  That said, however, the ship was run with all the professionalism of a vessel of the Armada, even if the crew looked like a pack of cutthroats and scoundrels. Certainly the Mistshark’s gunnery had been excellent, efficiently destroying the Landing shipyard. Granted, any target that could not shoot back was hardly a challenge, much less one a bare hundred yards away, but not a single blast had gone to waste, and the Mistshark had managed to destroy some thirty times her own weight in enemy merchant craft, as well as millions of crowns of priceless Albion infrastructure.

  The men around him were a crew of evil-eyed, pitiless apes—but they had done good service to Spire Aurora. He did not need to like them to respect their ability.

  Espira reached the door to Madame Cavendish’s cabin and raised his hand to knock.

  “Come in, Major,” she called, before his knuckles had touched the door.

  Espira suppressed a shiver, and entered the cabin.

  Cavendish sat inside at a small tea table, calmly, primly, her gown’s bodice unfastened and hanging down to her waist. She was clad in only a thin shift from the waist up. Mistshark’s doctor, a wiry Piker covered in outlandish tattoos, was tying off a bandage that had been wound ’round and ’round Madame Cavendish’s ribs. Her position left an unseemly amount of skin on display, and Espira forced himself not to look at the smooth strength of the woman’s shoulders or the clean, graceful line of her neck.

  It would not do to permit himself to think of Cavendish as a woman. She was a monster.

  She still held the slender volume in one hand, and was reading with unnervingly steady attention, even as the doctor ministered to her.

  There was a bunk bed in the room. The lower bed had clearly been reserved for Cavendish, but the top was occupied by the bags of miscellaneous objects she had insisted upon bringing aboard. It took Espira a moment to notice that Sark was in the room. The bandaged, wounded warriorborn wasn’t on one of the bunks—instead, he lay under Madame Cavendish’s bunk, like some hideous spider lurking beneath an imperfect bit of decorative molding.
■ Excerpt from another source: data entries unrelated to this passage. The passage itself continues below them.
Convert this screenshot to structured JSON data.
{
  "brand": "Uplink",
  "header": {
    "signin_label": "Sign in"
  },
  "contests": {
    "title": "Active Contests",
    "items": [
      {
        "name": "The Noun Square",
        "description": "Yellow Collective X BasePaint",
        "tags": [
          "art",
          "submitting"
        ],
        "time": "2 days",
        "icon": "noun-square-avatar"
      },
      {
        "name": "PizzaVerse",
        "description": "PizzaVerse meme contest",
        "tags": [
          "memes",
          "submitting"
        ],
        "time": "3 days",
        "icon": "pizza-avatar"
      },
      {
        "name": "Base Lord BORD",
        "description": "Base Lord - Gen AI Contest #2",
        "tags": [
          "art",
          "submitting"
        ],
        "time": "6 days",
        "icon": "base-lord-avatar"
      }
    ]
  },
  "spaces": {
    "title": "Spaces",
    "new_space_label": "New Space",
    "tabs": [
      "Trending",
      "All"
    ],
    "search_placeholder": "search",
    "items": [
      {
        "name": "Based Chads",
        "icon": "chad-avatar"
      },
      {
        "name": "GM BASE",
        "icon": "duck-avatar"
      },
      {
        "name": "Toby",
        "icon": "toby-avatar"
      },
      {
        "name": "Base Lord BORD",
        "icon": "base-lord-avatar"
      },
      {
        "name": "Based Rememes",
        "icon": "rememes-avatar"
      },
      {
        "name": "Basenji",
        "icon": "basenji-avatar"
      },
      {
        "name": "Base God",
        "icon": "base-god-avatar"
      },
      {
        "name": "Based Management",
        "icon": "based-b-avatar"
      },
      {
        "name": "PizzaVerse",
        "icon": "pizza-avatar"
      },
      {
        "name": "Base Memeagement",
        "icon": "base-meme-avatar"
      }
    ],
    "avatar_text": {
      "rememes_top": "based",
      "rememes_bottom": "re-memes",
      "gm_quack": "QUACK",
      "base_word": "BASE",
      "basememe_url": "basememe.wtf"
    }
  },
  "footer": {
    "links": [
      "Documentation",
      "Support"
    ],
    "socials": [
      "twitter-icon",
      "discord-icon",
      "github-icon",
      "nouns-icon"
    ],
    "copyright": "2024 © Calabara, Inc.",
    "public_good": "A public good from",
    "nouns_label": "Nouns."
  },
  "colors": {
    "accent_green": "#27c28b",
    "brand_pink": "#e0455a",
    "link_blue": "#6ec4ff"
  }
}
Espira could see for a second the glitter of gold-green light reflecting from warriorborn eyes, and then it was gone.

  “Major,” Cavendish said, smiling faintly. “The good doctor is nearly finished ministering to me. Do sit down.”

  Espira doffed his hat and bowed politely before seating himself in the room’s only other chair, across the sma
ll table from Cavendish. “How can I be of service, madame?”
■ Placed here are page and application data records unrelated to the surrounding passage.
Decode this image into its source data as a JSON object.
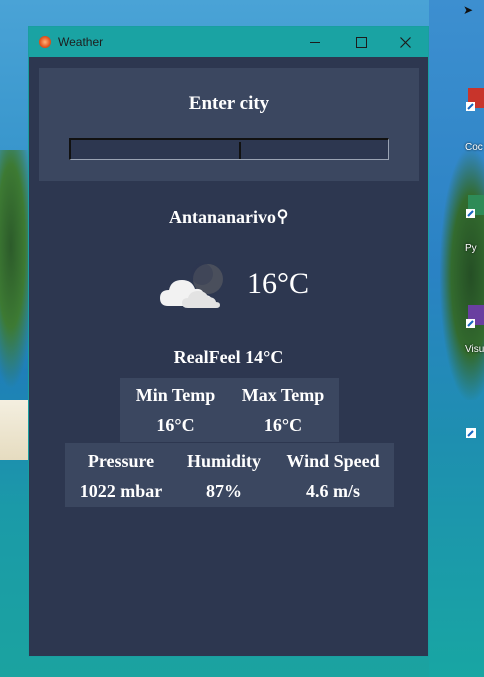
{
  "window": {
    "title": "Weather"
  },
  "search": {
    "heading": "Enter city",
    "value": "",
    "placeholder": ""
  },
  "weather": {
    "city": "Antananarivo",
    "condition_icon": "partly-cloudy-night-icon",
    "temperature": "16°C",
    "realfeel": "RealFeel 14°C"
  },
  "minmax": {
    "min_label": "Min Temp",
    "min_value": "16°C",
    "max_label": "Max Temp",
    "max_value": "16°C"
  },
  "stats": {
    "pressure_label": "Pressure",
    "pressure_value": "1022 mbar",
    "humidity_label": "Humidity",
    "humidity_value": "87%",
    "wind_label": "Wind Speed",
    "wind_value": "4.6 m/s"
  },
  "desktop": {
    "icon_labels": [
      "Coc",
      "Py",
      "Visu"
    ]
  },
  "colors": {
    "titlebar": "#1aa3a3",
    "window_bg": "#2d3750",
    "panel_bg": "#3b4760",
    "text": "#ffffff"
  }
}
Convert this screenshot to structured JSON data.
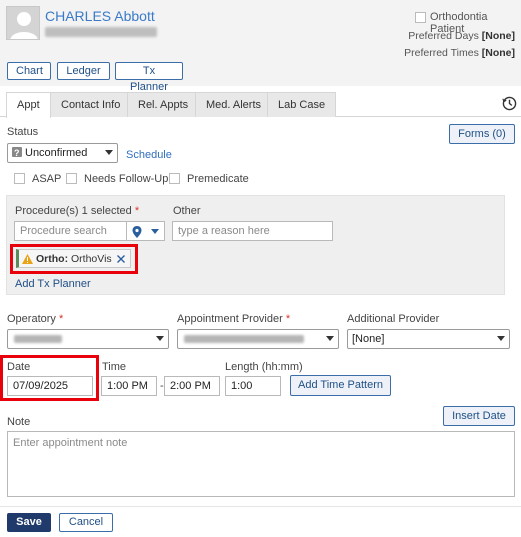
{
  "patient": {
    "name": "CHARLES Abbott",
    "orthodontia_label": "Orthodontia Patient",
    "preferred_days_label": "Preferred Days",
    "preferred_days_value": "[None]",
    "preferred_times_label": "Preferred Times",
    "preferred_times_value": "[None]"
  },
  "header_buttons": {
    "chart": "Chart",
    "ledger": "Ledger",
    "tx_planner": "Tx Planner"
  },
  "tabs": [
    {
      "label": "Appt",
      "active": true
    },
    {
      "label": "Contact Info"
    },
    {
      "label": "Rel. Appts"
    },
    {
      "label": "Med. Alerts"
    },
    {
      "label": "Lab Case"
    }
  ],
  "status": {
    "label": "Status",
    "value": "Unconfirmed",
    "schedule_link": "Schedule",
    "forms_button": "Forms (0)"
  },
  "flags": {
    "asap": "ASAP",
    "follow_up": "Needs Follow-Up",
    "premedicate": "Premedicate"
  },
  "procedures": {
    "label": "Procedure(s)",
    "count_text": "1 selected",
    "search_placeholder": "Procedure search",
    "other_label": "Other",
    "other_placeholder": "type a reason here",
    "chip_label": "Ortho:",
    "chip_value": "OrthoVis",
    "add_tx_planner": "Add Tx Planner"
  },
  "providers": {
    "operatory_label": "Operatory",
    "appointment_provider_label": "Appointment Provider",
    "additional_provider_label": "Additional Provider",
    "additional_provider_value": "[None]"
  },
  "timing": {
    "date_label": "Date",
    "date_value": "07/09/2025",
    "time_label": "Time",
    "start_time": "1:00 PM",
    "separator": "-",
    "end_time": "2:00 PM",
    "length_label": "Length (hh:mm)",
    "length_value": "1:00",
    "add_time_pattern": "Add Time Pattern"
  },
  "note": {
    "label": "Note",
    "insert_date": "Insert Date",
    "placeholder": "Enter appointment note"
  },
  "footer": {
    "save": "Save",
    "cancel": "Cancel"
  },
  "colors": {
    "link": "#2f6fbf",
    "primary": "#1f3a6b",
    "highlight": "#e8000b",
    "warning": "#e8a317"
  }
}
  “I need your professional assessment,” she replied. “How quickly could your men seize this ship?”

  For a second, the doctor’s hands froze in place.

  Espira frowned, staring at Cavendish, looking for some clue in her features as to how she expected him to answer.
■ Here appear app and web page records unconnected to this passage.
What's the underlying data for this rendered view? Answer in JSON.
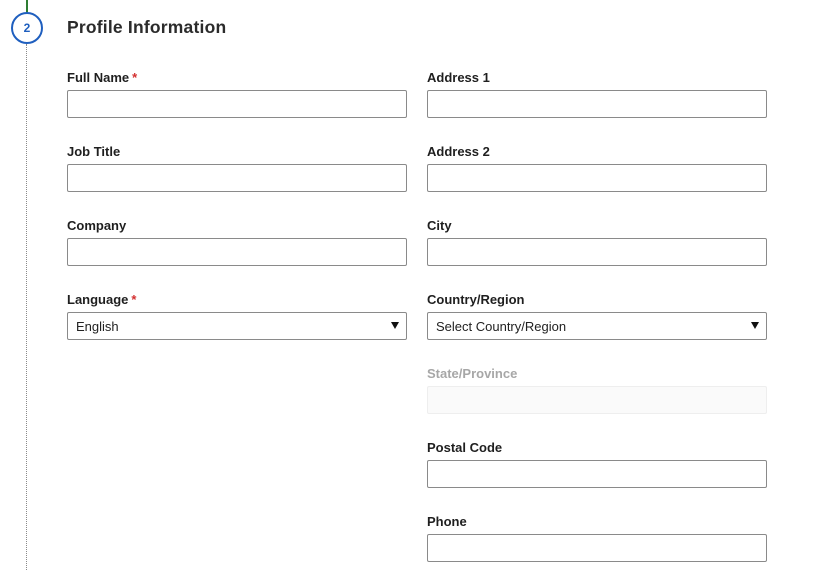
{
  "step": {
    "number": "2"
  },
  "section": {
    "title": "Profile Information"
  },
  "required_marker": "*",
  "left_fields": {
    "full_name": {
      "label": "Full Name",
      "required": true,
      "value": ""
    },
    "job_title": {
      "label": "Job Title",
      "required": false,
      "value": ""
    },
    "company": {
      "label": "Company",
      "required": false,
      "value": ""
    },
    "language": {
      "label": "Language",
      "required": true,
      "selected": "English"
    }
  },
  "right_fields": {
    "address1": {
      "label": "Address 1",
      "value": ""
    },
    "address2": {
      "label": "Address 2",
      "value": ""
    },
    "city": {
      "label": "City",
      "value": ""
    },
    "country": {
      "label": "Country/Region",
      "selected": "Select Country/Region"
    },
    "state": {
      "label": "State/Province",
      "value": "",
      "disabled": true
    },
    "postal": {
      "label": "Postal Code",
      "value": ""
    },
    "phone": {
      "label": "Phone",
      "value": ""
    }
  },
  "colors": {
    "step_accent": "#1f5fbf",
    "timeline_done": "#2e7d32",
    "required": "#d32f2f",
    "disabled_label": "#a7a7a7"
  }
}
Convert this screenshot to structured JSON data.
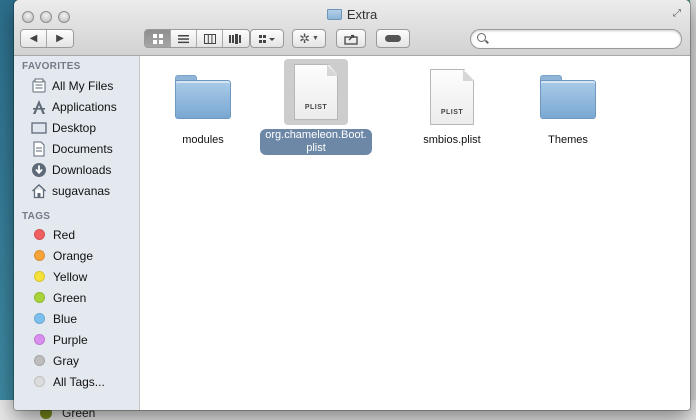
{
  "window": {
    "title": "Extra"
  },
  "toolbar": {
    "back_icon": "chevron-left-icon",
    "forward_icon": "chevron-right-icon",
    "view_modes": [
      "icon-view-icon",
      "list-view-icon",
      "column-view-icon",
      "coverflow-view-icon"
    ],
    "active_view": "icon-view-icon",
    "arrange_icon": "arrange-grid-icon",
    "action_icon": "gear-icon",
    "share_icon": "share-icon",
    "tags_icon": "tag-icon",
    "search": {
      "value": "",
      "placeholder": ""
    }
  },
  "sidebar": {
    "favorites_heading": "FAVORITES",
    "favorites": [
      {
        "label": "All My Files",
        "icon": "all-files-icon"
      },
      {
        "label": "Applications",
        "icon": "applications-icon"
      },
      {
        "label": "Desktop",
        "icon": "desktop-icon"
      },
      {
        "label": "Documents",
        "icon": "documents-icon"
      },
      {
        "label": "Downloads",
        "icon": "downloads-icon"
      },
      {
        "label": "sugavanas",
        "icon": "home-icon"
      }
    ],
    "tags_heading": "TAGS",
    "tags": [
      {
        "label": "Red",
        "color": "#f0605f"
      },
      {
        "label": "Orange",
        "color": "#f7a33a"
      },
      {
        "label": "Yellow",
        "color": "#f4e13a"
      },
      {
        "label": "Green",
        "color": "#a8d43a"
      },
      {
        "label": "Blue",
        "color": "#7dc0f0"
      },
      {
        "label": "Purple",
        "color": "#d98ef0"
      },
      {
        "label": "Gray",
        "color": "#bdbdbd"
      },
      {
        "label": "All Tags...",
        "color": "#dcdcdc"
      }
    ]
  },
  "files": [
    {
      "name": "modules",
      "kind": "folder",
      "selected": false
    },
    {
      "name": "org.chameleon.Boot.plist",
      "kind": "document",
      "badge": "PLIST",
      "selected": true
    },
    {
      "name": "smbios.plist",
      "kind": "document",
      "badge": "PLIST",
      "selected": false
    },
    {
      "name": "Themes",
      "kind": "folder",
      "selected": false
    }
  ],
  "background": {
    "partial_item_label": "Green",
    "partial_item_color": "#7a8c1c"
  }
}
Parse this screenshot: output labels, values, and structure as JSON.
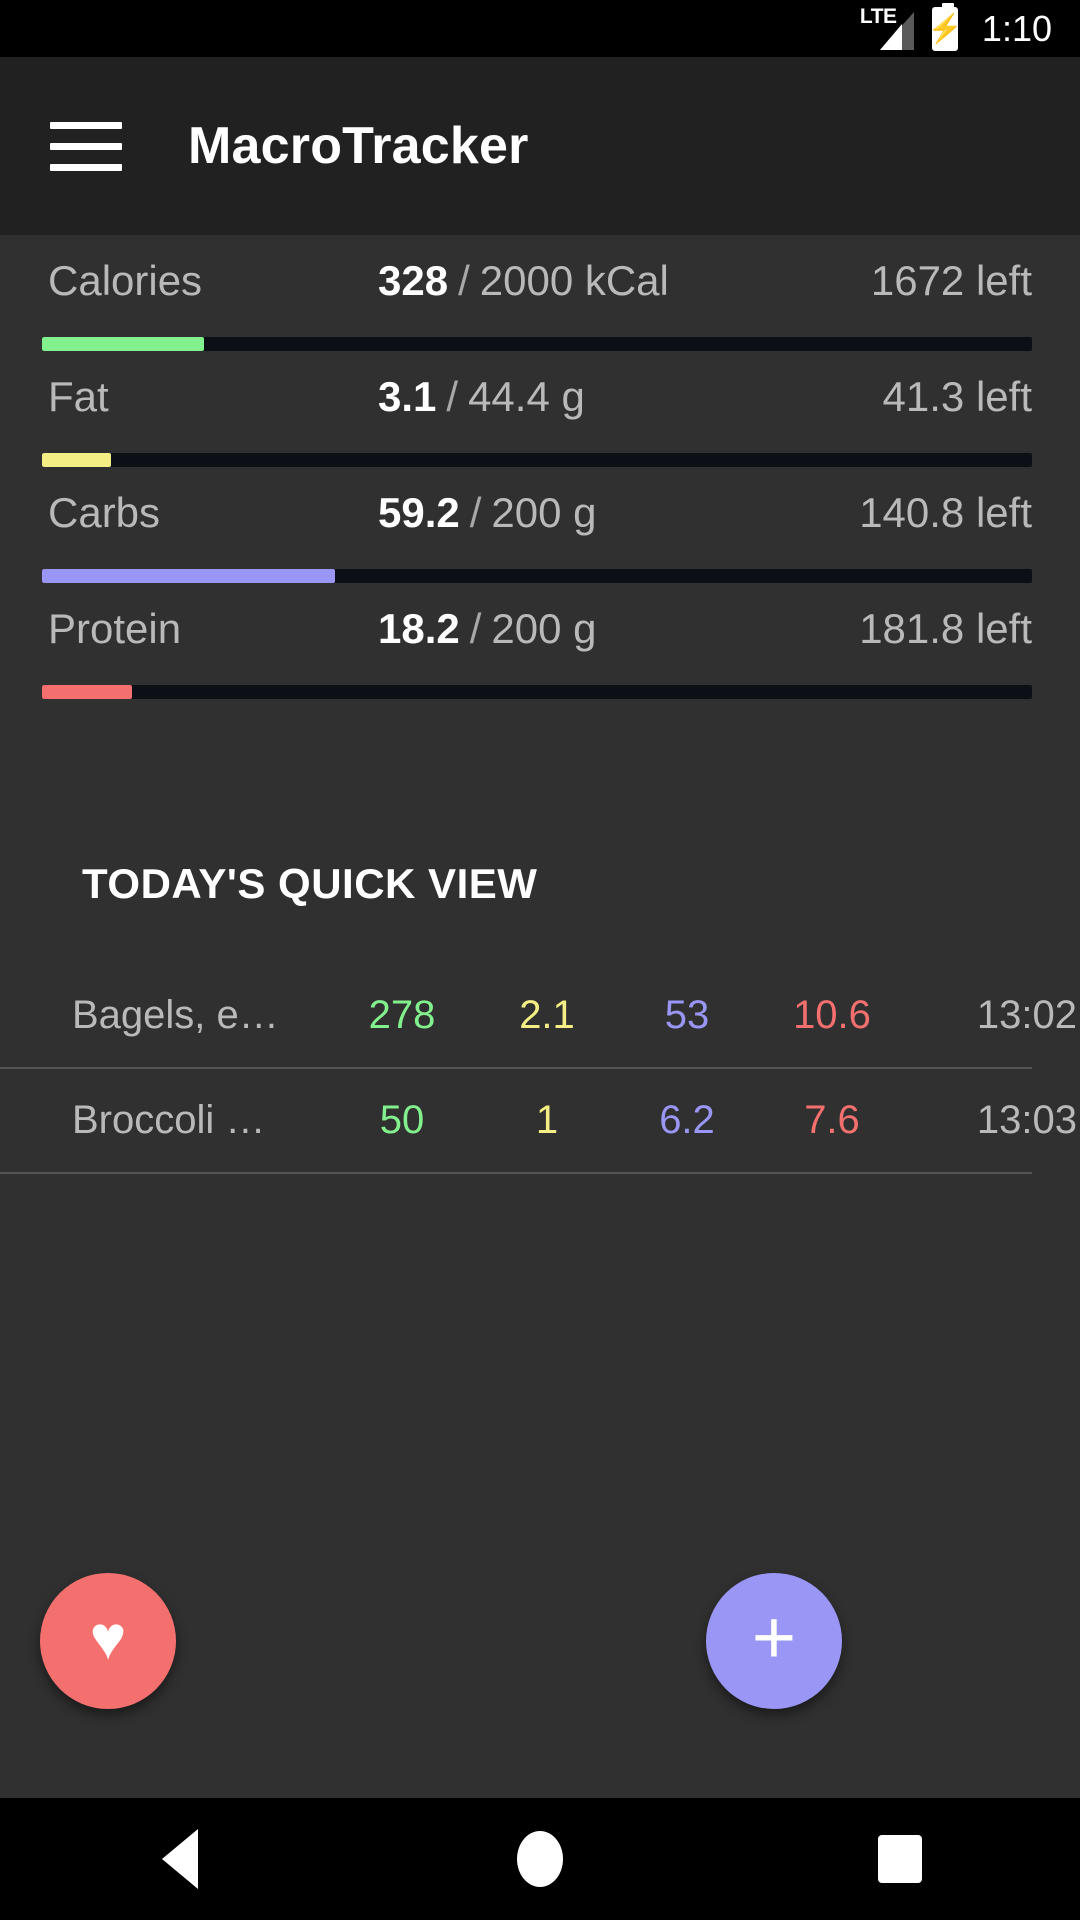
{
  "status_bar": {
    "network_label": "LTE",
    "time": "1:10",
    "battery_icon": "battery-charging-icon",
    "signal_icon": "signal-bars-icon"
  },
  "app_bar": {
    "menu_icon": "hamburger-menu-icon",
    "title": "MacroTracker"
  },
  "macros": [
    {
      "name": "Calories",
      "current": "328",
      "separator": "/",
      "goal": "2000 kCal",
      "remaining": "1672 left",
      "percent": 16.4,
      "color": "#82F08C"
    },
    {
      "name": "Fat",
      "current": "3.1",
      "separator": "/",
      "goal": "44.4 g",
      "remaining": "41.3 left",
      "percent": 7.0,
      "color": "#F4EE85"
    },
    {
      "name": "Carbs",
      "current": "59.2",
      "separator": "/",
      "goal": "200 g",
      "remaining": "140.8 left",
      "percent": 29.6,
      "color": "#9A96F5"
    },
    {
      "name": "Protein",
      "current": "18.2",
      "separator": "/",
      "goal": "200 g",
      "remaining": "181.8 left",
      "percent": 9.1,
      "color": "#F4706E"
    }
  ],
  "quick_view": {
    "title": "TODAY'S QUICK VIEW",
    "rows": [
      {
        "name": "Bagels, e…",
        "calories": "278",
        "fat": "2.1",
        "carbs": "53",
        "protein": "10.6",
        "time": "13:02"
      },
      {
        "name": "Broccoli …",
        "calories": "50",
        "fat": "1",
        "carbs": "6.2",
        "protein": "7.6",
        "time": "13:03"
      }
    ]
  },
  "fabs": {
    "favorites": {
      "icon": "heart-icon",
      "glyph": "♥",
      "color": "#F4706E"
    },
    "add": {
      "icon": "plus-icon",
      "glyph": "+",
      "color": "#9A96F5"
    }
  },
  "nav_bar": {
    "back": "back-triangle-icon",
    "home": "home-circle-icon",
    "recents": "recents-square-icon"
  },
  "colors": {
    "calories": "#82F08C",
    "fat": "#F4EE85",
    "carbs": "#9A96F5",
    "protein": "#F4706E",
    "background": "#303030",
    "app_bar": "#212121",
    "track": "#0d0f16"
  }
}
  Judging from her expression, Cavendish had noticed the doctor’s reaction too. Her mouth quirked up at one corner. “Hypothetically speaking, of course.”

  Ah. She wanted the man to hear what he had to say. “The crew is outnumbered and outgunned,” Espira replied slowly. “And my men are the best. On the other hand, we don’t know what measures the crew has put in place to even the odds in such an action. But I am confident to say that my men could take this ship eight or nine times in ten.”

  “That is excellent news,” Cavendish said. “Doctor, have you finished?”

  “Ayup,” the doctor muttered to Cavendish. The man never looked at her face. “Should heal up fine. Can’t see as the ball tore any bone off the ribs, so no splinters. Clean it twice a day, fresh bandages each time, and don’t go jumping about.”

  “You’ll tend to it, Doctor,” Cavendish replied. “I will see you after breakfast and after dinner. Plan accordingly.”

  The man clearly resented the command, but he only touched his fingers to the brim of a hat he was not wearing and hurried out of the cabin.

  Espira waited for the man to go before turning to Cavendish and asking, “Why?”

  “Our pace is too slow,” Cavendish replied as she carefully slipped back into her gown. “If that does not change, we may not reach our escort before Albion’s Fleet catches up to us. I notified Captain Ransom of this fact several times, and have received no reply. I do not care to be ignored. Tea?”

  “Yes, thank you,” Espira said.

  Cavendish rose smoothly, turned her back on the major, and stopped. It dawned on him after a moment that she was waiting on him, and Espira rose immediately. “Madame?”